These powers will be available to deal with civilians who are brought before courts-martial, but it is also proposed to establish a Standing Civilian Court which will be available to deal with precisely those cases for which present arrangements leave something to be desired. The new court, which will be set up at present only in Germany, will be akin to magistrates' courts in England and Wales. The civil departments concerned have been fully consulted over the proposals, both for the new powers and for the court, including the Lord Chancellor's Department as regards the appointment of magistrates 878 to the new Standing Civilian Court. All concur in them and the relevant German authorities see no objections to the Bill's proposals.
The "civilians" provisions of the Bill, so far as the Services are concerned, are innovatory. The parallel with corresponding United Kingdom arrangements is not precise, but it is as close as is possible at this stage; it was not felt desirable to embark immediately on the whole of the more complicated or specialised areas with which courts in this country may concern themselves. However, the workings both of the Standing Civilian Court and of the new awards will be kept under close review, and refinements which might be found desirable in the light of experience could be introduced in the next Armed Forces Bill. We are determined to remain flexible about their operation, just as the need for flexibility prompts their introduction now. The "civilians" proposals constitute a timely and valuable contribution to the way in which civilians accompanying the Services overseas are treated, and I commend them to the House.
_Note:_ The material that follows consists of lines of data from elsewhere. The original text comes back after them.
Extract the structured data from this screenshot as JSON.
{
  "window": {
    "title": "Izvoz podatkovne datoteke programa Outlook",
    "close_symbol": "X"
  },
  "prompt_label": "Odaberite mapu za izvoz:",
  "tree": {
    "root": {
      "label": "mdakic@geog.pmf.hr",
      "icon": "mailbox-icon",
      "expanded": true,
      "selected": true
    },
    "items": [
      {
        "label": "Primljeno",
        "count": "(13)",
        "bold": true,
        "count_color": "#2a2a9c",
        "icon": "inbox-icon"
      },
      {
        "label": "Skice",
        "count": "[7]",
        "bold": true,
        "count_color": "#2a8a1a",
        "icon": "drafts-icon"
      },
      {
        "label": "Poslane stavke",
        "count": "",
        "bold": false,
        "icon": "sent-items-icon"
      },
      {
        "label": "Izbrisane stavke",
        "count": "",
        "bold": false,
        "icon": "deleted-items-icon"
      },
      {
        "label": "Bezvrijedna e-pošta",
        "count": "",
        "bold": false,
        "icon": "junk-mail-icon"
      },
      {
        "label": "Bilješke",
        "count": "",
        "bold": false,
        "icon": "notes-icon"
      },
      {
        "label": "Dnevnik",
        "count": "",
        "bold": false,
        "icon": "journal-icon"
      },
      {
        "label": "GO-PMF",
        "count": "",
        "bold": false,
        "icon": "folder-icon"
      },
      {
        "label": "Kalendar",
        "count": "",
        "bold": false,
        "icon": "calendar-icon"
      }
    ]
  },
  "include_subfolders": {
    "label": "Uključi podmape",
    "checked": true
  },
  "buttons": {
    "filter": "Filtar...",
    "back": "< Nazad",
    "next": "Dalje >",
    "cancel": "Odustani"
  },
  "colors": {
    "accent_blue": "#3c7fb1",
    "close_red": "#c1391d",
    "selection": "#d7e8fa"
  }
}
My Lords, I could go on to discuss various of the Bill's other proposals: for example Clause 2, which will allow regulations to be made enabling a reduction in a Serviceman's term of service in cases where a man proves unsuitable for a particular trade, and it is desired to transfer him to another where the period of engagement is less; Clause 13 and Schedule 6, which provide for imprisonment in default of payment of a fine, or Clause 16 and Schedule 8, which provide for the registration in certain civil courts of a financial penalty imposed under the Service Acts. All these, like the Bill's remaining provisions, are useful —and, I hope and believe, uncontroversial —measures. Your Lordships however will, I am certain, wish to examine the Bill in your own time, instead of listening to me describing it. You will be aware that all the provisions of the Bill have been carefully looked at by the Select Committee of another place. That Committee produced a most useful Report including the oral and written evidence taken. In it the Committee endorsed the general principles of the Bill, and made several recommendations, all of which have been accepted by the Ministry of Defence. I have no doubt however 879 that your Lordships will wish to consider the Bill and its provisions with your customary care.
In the Government's view this Bill makes a valuable contribution to the working of the Service Discipline Acts, and I commend it to your Lordships. I beg to move.
§ Moved, That the Bill be now read 2a — (Lord Winterbottom.)